Underestimate Texas at your own peril.

You might be inclined to think that the Lone Star state is bad at creating good jobs. It is, after all, second only to Idaho in the proportion of its population earning the federal minimum wage or less, according to the Labor Department. And it has the ninth-highest Gini coefficient, a measure of income inequality. So it’s only natural to assume that the state is bad at adding good jobs, right? Wrong.

Texas experienced stronger job growth than the rest of the nation from 2000 to 2013, according to the Federal Reserve Bank of Dallas. Not only that, a pair of researchers note in a Thursday research publication, but Texas leads the nation in creation of jobs at all pay levels, too.

“Texas has also created more ‘good’ than ‘bad’ jobs,” they write. “Jobs in the top half of the wage distribution experienced disproportionate growth. The two upper wage quartiles were responsible for 55 percent of net new jobs. A similar pie chart cannot be made for the rest of the U.S., which lost jobs in the lower-middle quartile over the period.”

We’ve written plenty about how the income gap has continued to grow in recent years and decades, and the same is true with jobs. Nationally, all the jobs created since 2000 were concentrated at the highest- or lowest-paying quartiles. In Texas, however, job creation was more broad-based.

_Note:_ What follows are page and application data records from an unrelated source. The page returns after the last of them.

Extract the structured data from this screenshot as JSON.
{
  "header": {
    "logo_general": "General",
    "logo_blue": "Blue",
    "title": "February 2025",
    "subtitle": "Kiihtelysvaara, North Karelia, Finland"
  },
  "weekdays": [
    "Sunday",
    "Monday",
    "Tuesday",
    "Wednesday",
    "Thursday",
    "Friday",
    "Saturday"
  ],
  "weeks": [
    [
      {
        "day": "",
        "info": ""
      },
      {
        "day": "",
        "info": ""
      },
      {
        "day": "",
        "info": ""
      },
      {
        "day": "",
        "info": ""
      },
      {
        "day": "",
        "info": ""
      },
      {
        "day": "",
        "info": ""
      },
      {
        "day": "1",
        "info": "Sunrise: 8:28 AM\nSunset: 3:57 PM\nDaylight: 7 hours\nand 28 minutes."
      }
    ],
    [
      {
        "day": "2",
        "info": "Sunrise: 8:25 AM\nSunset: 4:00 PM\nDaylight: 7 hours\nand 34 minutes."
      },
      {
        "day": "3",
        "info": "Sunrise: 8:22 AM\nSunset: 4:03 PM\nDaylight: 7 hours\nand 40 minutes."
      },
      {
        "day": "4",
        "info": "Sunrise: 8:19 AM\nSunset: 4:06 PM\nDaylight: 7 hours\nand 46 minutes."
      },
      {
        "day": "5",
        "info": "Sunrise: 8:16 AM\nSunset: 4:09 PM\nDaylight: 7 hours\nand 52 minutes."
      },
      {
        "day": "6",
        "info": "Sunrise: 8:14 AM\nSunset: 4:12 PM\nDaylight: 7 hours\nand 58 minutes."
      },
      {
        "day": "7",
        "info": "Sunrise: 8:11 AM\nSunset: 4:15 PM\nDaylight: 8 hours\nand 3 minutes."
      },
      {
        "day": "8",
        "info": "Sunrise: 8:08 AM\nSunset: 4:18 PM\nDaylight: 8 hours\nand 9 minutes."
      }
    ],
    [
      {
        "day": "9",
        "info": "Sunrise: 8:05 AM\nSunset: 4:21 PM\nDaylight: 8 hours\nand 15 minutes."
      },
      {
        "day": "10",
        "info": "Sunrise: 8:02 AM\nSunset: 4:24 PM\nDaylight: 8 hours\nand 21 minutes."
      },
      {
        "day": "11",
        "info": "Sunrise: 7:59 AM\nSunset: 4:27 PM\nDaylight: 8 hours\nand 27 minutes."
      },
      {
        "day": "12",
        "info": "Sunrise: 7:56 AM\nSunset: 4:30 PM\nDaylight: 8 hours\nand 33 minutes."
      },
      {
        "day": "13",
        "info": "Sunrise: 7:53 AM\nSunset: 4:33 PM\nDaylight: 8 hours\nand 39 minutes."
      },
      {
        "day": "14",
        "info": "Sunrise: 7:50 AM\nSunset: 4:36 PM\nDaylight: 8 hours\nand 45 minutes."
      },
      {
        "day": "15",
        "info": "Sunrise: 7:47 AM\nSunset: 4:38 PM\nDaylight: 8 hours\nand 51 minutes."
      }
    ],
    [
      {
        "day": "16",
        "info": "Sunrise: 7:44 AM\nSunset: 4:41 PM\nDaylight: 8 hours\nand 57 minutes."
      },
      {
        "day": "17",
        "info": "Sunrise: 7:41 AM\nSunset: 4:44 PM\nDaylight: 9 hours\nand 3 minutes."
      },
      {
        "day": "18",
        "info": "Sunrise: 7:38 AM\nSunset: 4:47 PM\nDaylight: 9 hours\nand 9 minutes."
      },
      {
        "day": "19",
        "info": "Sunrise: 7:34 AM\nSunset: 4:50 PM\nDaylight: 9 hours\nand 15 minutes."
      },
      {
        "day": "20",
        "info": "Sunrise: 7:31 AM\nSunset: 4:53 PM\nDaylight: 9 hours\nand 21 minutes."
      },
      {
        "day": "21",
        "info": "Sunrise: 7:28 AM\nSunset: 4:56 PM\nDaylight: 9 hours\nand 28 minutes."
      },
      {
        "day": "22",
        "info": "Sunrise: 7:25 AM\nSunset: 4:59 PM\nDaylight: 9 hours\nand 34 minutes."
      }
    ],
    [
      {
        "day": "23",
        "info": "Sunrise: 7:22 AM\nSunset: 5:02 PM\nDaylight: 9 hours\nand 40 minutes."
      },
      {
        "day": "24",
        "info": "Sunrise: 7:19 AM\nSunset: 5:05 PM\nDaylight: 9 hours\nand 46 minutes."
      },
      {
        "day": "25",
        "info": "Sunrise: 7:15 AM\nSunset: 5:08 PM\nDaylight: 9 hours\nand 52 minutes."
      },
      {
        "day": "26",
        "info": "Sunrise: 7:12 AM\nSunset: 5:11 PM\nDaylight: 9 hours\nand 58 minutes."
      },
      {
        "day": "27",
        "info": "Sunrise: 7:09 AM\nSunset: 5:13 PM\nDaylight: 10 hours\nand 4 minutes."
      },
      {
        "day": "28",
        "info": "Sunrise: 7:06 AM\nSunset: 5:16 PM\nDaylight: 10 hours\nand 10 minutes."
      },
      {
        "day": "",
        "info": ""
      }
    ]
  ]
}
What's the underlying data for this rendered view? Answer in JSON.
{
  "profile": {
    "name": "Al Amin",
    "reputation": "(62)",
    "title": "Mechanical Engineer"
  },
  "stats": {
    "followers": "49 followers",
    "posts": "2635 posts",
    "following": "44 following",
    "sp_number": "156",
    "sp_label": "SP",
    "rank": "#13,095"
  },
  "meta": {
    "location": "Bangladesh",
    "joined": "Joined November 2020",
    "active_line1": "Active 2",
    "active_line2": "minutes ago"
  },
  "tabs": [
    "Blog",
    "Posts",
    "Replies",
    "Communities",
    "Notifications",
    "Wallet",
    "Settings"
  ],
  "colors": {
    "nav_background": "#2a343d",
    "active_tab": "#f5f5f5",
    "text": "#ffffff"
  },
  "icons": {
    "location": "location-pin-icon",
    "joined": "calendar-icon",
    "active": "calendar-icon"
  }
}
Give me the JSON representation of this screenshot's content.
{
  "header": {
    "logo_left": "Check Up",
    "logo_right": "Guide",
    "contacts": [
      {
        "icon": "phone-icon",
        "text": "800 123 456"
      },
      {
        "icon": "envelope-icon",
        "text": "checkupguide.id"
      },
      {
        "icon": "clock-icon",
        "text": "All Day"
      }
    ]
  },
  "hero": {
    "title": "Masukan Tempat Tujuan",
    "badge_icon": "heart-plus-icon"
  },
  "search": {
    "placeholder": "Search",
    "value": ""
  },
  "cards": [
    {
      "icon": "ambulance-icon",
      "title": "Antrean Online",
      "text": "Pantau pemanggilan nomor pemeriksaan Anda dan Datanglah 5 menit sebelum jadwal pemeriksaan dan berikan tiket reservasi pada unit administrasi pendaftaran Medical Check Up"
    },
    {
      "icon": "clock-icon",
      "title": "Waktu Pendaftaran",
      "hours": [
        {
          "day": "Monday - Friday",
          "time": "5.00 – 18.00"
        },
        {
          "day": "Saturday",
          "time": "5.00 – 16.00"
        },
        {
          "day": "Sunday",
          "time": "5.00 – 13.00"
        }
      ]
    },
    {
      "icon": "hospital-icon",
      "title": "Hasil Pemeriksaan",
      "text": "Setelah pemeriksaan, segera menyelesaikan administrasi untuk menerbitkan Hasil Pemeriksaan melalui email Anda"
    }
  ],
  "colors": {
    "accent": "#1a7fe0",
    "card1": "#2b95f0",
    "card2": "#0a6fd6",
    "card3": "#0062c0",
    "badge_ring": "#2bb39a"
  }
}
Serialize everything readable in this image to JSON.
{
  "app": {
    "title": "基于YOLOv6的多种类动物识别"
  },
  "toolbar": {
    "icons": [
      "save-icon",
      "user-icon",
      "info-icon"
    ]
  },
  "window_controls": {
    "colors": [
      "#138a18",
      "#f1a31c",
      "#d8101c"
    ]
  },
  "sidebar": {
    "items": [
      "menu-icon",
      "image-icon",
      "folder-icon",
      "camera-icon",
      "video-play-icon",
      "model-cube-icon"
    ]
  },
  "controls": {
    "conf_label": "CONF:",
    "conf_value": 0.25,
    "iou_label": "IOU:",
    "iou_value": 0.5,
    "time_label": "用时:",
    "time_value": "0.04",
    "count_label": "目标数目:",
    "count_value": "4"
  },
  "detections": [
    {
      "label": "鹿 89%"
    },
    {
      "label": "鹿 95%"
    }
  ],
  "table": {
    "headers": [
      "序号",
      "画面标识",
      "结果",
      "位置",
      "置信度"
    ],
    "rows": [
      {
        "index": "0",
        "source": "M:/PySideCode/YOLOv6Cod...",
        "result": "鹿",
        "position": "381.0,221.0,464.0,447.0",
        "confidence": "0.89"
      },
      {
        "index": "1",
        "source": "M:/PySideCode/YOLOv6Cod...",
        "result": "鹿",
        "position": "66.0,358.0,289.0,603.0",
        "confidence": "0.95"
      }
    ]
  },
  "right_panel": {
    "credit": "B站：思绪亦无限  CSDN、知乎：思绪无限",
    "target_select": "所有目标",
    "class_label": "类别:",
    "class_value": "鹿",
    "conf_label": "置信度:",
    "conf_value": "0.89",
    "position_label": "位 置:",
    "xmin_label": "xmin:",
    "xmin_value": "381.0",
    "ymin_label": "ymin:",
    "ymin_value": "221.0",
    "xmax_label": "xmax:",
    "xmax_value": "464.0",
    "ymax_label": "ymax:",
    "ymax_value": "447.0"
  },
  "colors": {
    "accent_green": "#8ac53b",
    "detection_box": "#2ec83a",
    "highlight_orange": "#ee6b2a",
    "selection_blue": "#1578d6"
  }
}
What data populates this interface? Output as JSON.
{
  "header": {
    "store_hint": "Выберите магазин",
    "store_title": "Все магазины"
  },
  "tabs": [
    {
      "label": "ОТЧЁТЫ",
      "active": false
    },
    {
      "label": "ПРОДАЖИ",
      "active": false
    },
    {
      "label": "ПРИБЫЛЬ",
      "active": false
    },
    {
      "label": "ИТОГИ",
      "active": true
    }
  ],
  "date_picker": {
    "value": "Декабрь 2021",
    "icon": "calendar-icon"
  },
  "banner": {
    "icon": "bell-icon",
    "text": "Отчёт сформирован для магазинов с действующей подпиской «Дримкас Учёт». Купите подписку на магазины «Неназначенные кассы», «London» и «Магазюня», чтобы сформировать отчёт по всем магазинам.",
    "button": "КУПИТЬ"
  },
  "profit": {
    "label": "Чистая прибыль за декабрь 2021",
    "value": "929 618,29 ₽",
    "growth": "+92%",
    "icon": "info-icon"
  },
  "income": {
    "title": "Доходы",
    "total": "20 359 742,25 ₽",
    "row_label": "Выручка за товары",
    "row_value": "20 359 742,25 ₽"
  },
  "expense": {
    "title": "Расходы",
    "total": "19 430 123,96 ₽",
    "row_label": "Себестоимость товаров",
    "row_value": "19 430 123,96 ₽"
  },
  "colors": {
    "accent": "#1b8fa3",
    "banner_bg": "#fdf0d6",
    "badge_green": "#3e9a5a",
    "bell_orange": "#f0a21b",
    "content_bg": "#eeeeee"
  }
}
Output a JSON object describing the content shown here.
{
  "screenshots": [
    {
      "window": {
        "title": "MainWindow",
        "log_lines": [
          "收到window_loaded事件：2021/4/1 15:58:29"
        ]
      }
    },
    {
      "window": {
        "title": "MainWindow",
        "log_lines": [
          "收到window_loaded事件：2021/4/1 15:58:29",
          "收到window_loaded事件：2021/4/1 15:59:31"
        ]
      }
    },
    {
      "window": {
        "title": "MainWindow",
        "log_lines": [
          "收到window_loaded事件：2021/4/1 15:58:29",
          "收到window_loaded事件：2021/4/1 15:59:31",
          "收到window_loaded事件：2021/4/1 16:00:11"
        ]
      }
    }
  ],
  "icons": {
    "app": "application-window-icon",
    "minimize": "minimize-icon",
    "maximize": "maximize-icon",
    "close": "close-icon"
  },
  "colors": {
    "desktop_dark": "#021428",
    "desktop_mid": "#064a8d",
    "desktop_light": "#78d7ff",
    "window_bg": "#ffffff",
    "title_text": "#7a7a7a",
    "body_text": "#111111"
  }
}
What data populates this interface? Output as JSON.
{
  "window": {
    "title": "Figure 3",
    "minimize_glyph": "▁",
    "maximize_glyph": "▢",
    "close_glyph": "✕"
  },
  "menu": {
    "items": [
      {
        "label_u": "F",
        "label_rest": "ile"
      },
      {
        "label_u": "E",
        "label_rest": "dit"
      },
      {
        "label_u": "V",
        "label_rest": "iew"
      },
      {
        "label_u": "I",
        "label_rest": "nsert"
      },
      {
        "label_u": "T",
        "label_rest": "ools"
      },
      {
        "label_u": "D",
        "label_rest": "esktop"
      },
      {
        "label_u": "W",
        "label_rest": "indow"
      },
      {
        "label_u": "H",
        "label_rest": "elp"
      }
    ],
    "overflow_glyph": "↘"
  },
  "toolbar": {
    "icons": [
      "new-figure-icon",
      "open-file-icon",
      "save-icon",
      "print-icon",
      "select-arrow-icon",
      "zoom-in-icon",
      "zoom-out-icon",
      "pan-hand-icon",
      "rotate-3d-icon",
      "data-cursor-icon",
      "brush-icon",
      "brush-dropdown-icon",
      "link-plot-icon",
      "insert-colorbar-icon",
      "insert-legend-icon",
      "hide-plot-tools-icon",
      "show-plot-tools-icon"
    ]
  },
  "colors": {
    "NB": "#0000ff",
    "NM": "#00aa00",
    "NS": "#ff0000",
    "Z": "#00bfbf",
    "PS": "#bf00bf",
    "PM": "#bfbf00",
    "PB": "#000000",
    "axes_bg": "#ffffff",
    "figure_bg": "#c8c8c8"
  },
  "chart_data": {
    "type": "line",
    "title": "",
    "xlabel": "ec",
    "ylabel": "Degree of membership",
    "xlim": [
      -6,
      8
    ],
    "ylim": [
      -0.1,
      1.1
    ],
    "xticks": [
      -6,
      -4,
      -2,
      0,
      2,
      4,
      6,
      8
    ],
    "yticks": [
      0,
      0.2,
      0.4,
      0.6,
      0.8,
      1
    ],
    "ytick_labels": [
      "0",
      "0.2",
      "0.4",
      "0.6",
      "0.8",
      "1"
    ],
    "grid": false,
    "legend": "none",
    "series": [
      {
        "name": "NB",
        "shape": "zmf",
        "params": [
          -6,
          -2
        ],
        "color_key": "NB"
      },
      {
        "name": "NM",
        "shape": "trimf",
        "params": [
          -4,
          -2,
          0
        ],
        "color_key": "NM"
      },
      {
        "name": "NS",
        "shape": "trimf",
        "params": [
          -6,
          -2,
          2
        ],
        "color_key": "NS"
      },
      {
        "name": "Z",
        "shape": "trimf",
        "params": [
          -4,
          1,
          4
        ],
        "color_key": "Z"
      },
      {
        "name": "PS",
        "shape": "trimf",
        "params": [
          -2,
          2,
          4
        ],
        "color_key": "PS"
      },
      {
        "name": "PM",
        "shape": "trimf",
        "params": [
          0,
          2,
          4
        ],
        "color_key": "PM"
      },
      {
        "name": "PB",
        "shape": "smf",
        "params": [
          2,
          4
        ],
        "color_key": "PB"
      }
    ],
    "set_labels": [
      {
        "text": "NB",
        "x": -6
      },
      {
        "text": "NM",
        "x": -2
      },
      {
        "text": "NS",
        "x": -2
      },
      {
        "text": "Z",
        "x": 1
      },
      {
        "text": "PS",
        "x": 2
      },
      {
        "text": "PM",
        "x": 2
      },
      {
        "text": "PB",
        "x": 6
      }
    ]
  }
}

As we noted above, Texas does have a larger share of its population earning the federal minimum wage or less  than any state but Idaho, but it helps that things are cheap.

“A low minimum wage and plenty of low-skilled workers ensure that Texas will have a high share of minimum wage jobs,” the researchers write. “On the other hand, a relatively low cost of living in Texas ensures that workers’ earnings here will go further than in other large states.”

Plus, as in the rest of the nation, those earning the least tend to be young, suggesting that their wages will only rise as their costs of living do.

Most sectors in the state contributed to the growth of so-called “good jobs,” they found, though education and health services were the runaway leaders for high-wage job creation (see chart below).

“Texas has produced hundreds of thousands of well-paying jobs across most industries since 2000, making Texas the top destination for domestic migrants since 2006,” the researchers note. But broad trends, such as globalization, technological change and slowing educational attainment threaten its success. If the state wants to maintain the economic climate that enabled such (relatively) equitable job growth, it would be wise to institute policies now, such as investing in higher education, that boost economic opportunities, the authors argue.